Poker is a card game played by two or more people where players bet on their own hands. The highest ranked hand wins the pot. The winner of the pot receives all bets placed during that hand. The game was once only found in smoky bars and casinos but it has grown in popularity since the early 2000s when online poker sites became secure enough to allow players to wager real money against other players.
There are many skills required to become a good poker player. You must be able to focus for long periods of time and commit to learning from your mistakes. You must also be able to make wise decisions about your bankroll and game selection. You must be able to read your opponents, including facial expressions and body language. In addition, you must have excellent bluffing skills and be able to play a wide variety of hands.
Ultimately, the best way to improve your poker skills is to practice and play often. You must also develop the physical ability to play for long periods of time. In addition, you must work on your mental game and be able to think quickly in stressful situations. It is important to remember that luck does play a role in poker but skill will usually win out over the long term.

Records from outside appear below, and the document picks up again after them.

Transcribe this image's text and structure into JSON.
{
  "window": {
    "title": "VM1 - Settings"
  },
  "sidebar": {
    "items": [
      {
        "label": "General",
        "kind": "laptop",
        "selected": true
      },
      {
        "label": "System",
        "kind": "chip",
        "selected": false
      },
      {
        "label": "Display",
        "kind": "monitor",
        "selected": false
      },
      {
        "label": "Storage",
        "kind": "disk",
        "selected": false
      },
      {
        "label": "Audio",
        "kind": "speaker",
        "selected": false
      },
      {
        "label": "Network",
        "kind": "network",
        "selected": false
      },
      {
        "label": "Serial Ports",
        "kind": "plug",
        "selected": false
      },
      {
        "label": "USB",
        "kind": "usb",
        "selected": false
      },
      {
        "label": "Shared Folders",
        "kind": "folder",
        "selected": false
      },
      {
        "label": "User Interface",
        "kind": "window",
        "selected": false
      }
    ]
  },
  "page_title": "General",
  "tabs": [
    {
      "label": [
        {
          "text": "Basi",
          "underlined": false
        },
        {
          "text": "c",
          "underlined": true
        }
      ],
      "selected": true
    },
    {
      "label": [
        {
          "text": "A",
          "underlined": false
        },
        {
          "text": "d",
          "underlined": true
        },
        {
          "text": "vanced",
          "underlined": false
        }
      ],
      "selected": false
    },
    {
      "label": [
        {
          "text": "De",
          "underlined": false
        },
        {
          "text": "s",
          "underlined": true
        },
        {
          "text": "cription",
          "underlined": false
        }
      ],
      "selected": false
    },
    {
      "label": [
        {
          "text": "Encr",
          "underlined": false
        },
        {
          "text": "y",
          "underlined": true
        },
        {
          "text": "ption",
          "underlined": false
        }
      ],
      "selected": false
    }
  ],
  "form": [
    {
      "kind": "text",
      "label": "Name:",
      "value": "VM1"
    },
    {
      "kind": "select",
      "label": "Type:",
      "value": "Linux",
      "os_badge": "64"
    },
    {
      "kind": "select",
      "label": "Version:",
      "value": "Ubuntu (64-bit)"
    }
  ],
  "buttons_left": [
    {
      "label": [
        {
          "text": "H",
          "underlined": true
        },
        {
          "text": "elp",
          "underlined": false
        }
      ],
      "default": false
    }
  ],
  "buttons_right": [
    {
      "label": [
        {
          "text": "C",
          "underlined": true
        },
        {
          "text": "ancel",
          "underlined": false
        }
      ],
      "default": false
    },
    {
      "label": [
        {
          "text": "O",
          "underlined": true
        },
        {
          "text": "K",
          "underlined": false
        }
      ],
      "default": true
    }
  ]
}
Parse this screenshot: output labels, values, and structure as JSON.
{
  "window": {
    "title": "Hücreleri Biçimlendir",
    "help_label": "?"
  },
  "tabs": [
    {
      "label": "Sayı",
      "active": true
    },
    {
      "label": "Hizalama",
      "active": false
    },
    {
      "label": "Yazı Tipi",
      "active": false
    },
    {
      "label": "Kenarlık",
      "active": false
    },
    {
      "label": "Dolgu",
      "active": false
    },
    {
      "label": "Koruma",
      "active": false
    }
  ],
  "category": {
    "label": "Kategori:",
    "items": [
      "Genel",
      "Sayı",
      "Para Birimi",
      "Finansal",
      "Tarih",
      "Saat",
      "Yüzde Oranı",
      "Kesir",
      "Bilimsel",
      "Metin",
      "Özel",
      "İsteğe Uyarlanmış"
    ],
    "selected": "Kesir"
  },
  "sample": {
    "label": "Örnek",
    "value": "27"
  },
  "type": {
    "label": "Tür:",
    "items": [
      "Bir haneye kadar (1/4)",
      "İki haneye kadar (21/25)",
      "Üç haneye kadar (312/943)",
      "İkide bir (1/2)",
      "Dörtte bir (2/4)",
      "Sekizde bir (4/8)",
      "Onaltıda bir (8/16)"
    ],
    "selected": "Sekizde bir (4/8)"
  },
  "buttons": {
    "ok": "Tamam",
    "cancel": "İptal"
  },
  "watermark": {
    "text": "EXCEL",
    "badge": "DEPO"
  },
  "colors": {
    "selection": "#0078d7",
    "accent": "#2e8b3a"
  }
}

One of the biggest mistakes that losing poker players make is playing too many weak hands. This can be very costly. You must always be on the lookout for a great starting hand and never bluff with weak ones.